Geoelectrical Imaging and Physicochemical Assessment of Waste Dumpsite: Implications on Groundwater Quality
The most unregarded cause of water pollution is the inappropriate dumping of wastes and improper treatment of solid wastes. The current research examined the impacts of solid waste disposal site on water quality of the residential areas bounded the site by integrating 2-D resistivity imaging, physical, chemical and bacteriological analyses of water samples from twelve hand-dug wells (HdW) and two boreholes (BH) using standard field and laboratory procedures. The results of the 2-D resistivity imaging of the subsurface along four traverses around the refuse dumpsite showed anomalously low resistivity zones, intermediate resistivity zones and high resistivity zones interpreted to be soil or sand saturated with contaminant leachate, rock materials having varying moisture content and composition and rock materials contaminated with dumpsite gases respectively.

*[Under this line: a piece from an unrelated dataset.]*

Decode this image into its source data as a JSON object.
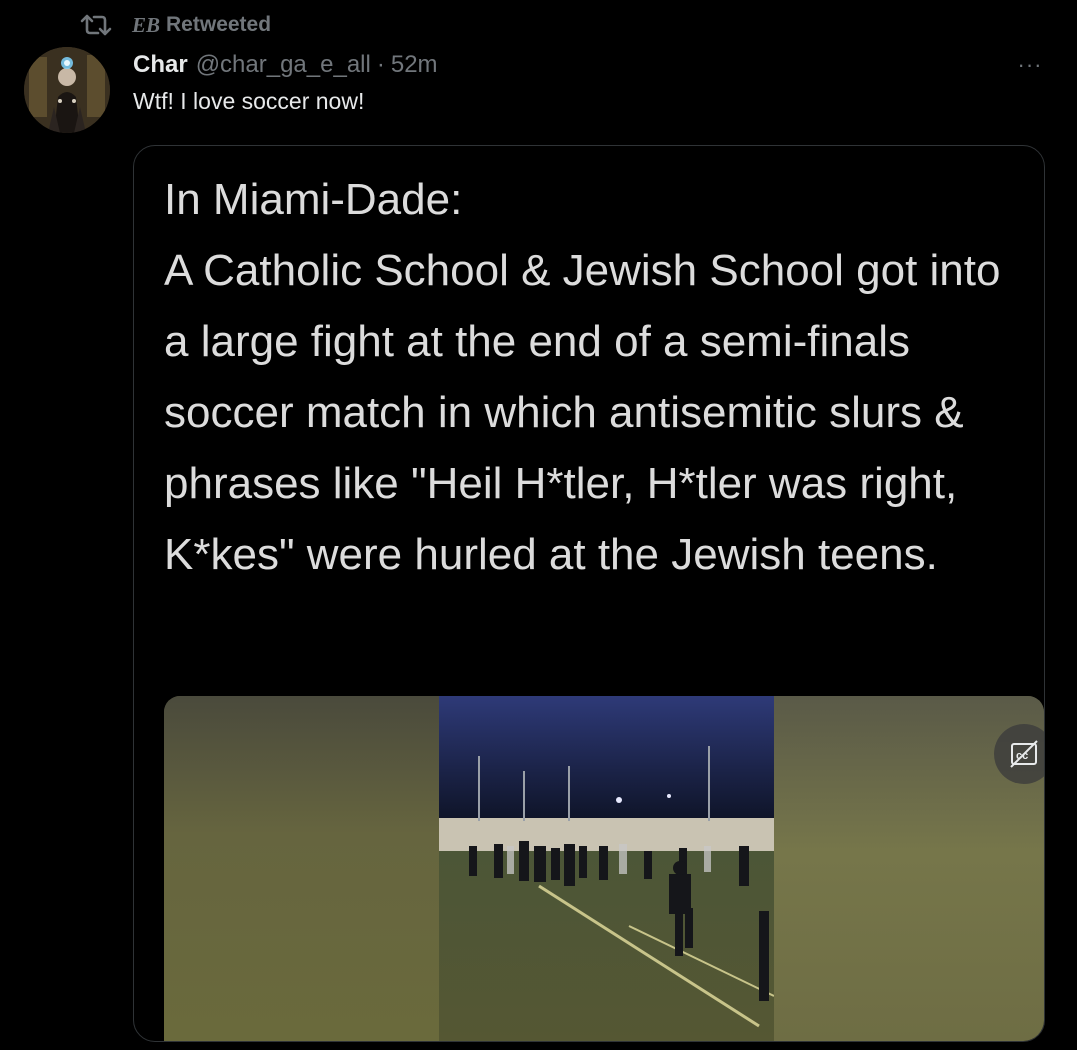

The study observed that these contaminants have migrated to depth 25 m below the aquifer and over 20 m distance away from the edge of the dumpsite. Apart from nitrate, phosphate and turbidity, all the other physicochemical parameters tested were within the WHO recommended limits. However, the trace metals (Fe, Mn, Cr, Pb and Zn) and total bacteria count were generally above the recommended limit. Consequent upon the associated health implications due to elevated levels of some of the contaminants, which were attributed mainly to leachate from the dumpsite, the study suggested adequate corrective measures and program enlightenment campaign to all end users.

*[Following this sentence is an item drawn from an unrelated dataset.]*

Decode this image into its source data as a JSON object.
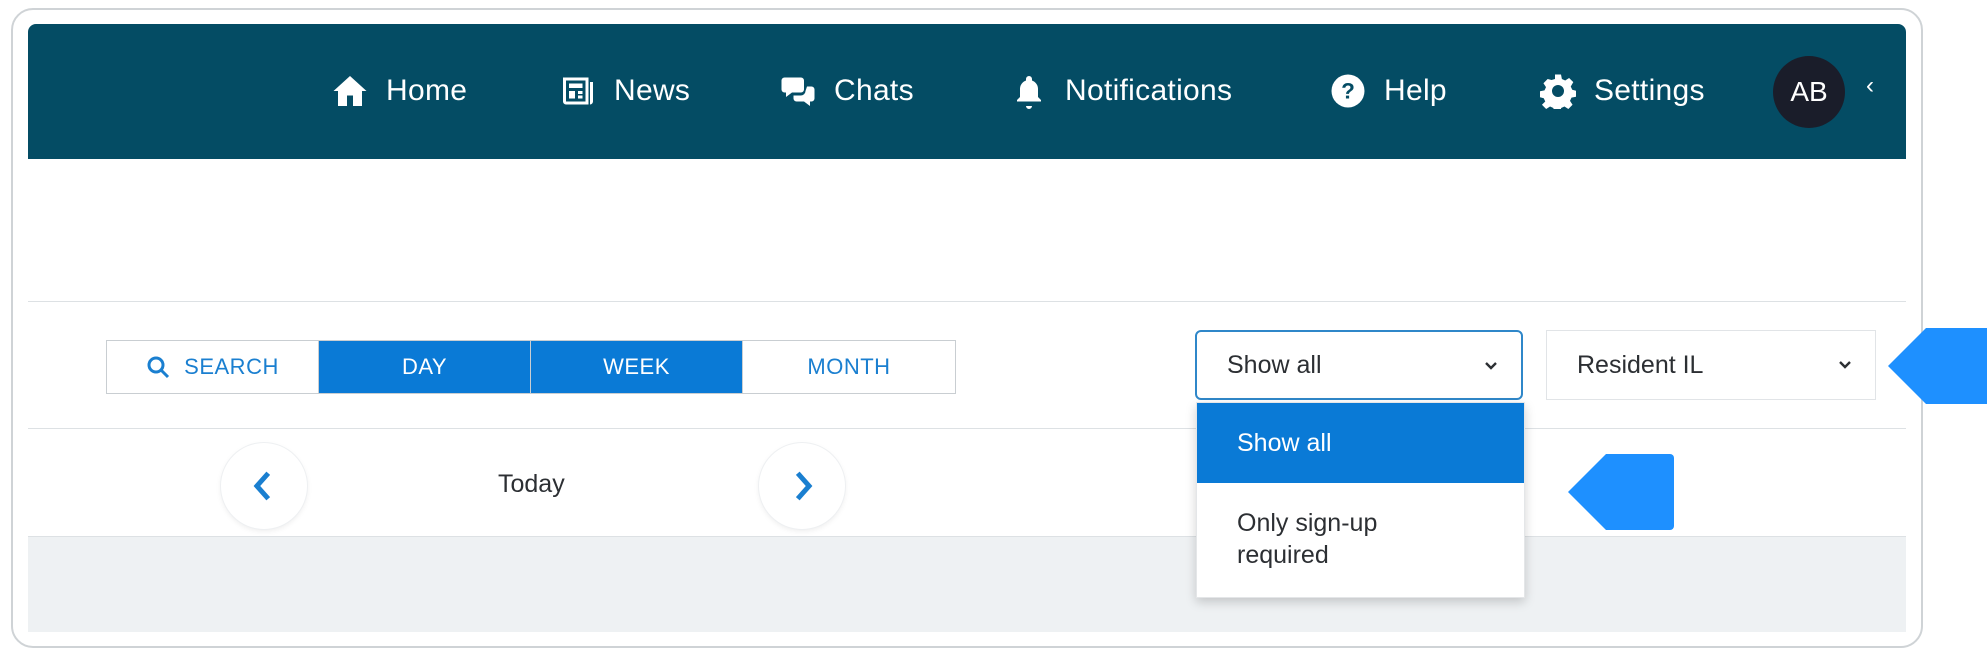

The copyright for the articles in EREM is retained by the author(s) with the first publication right granted to the journal. The authors agree to the Creative Commons Attribution License 4.0 agreement under which the paper in the Journal is licensed.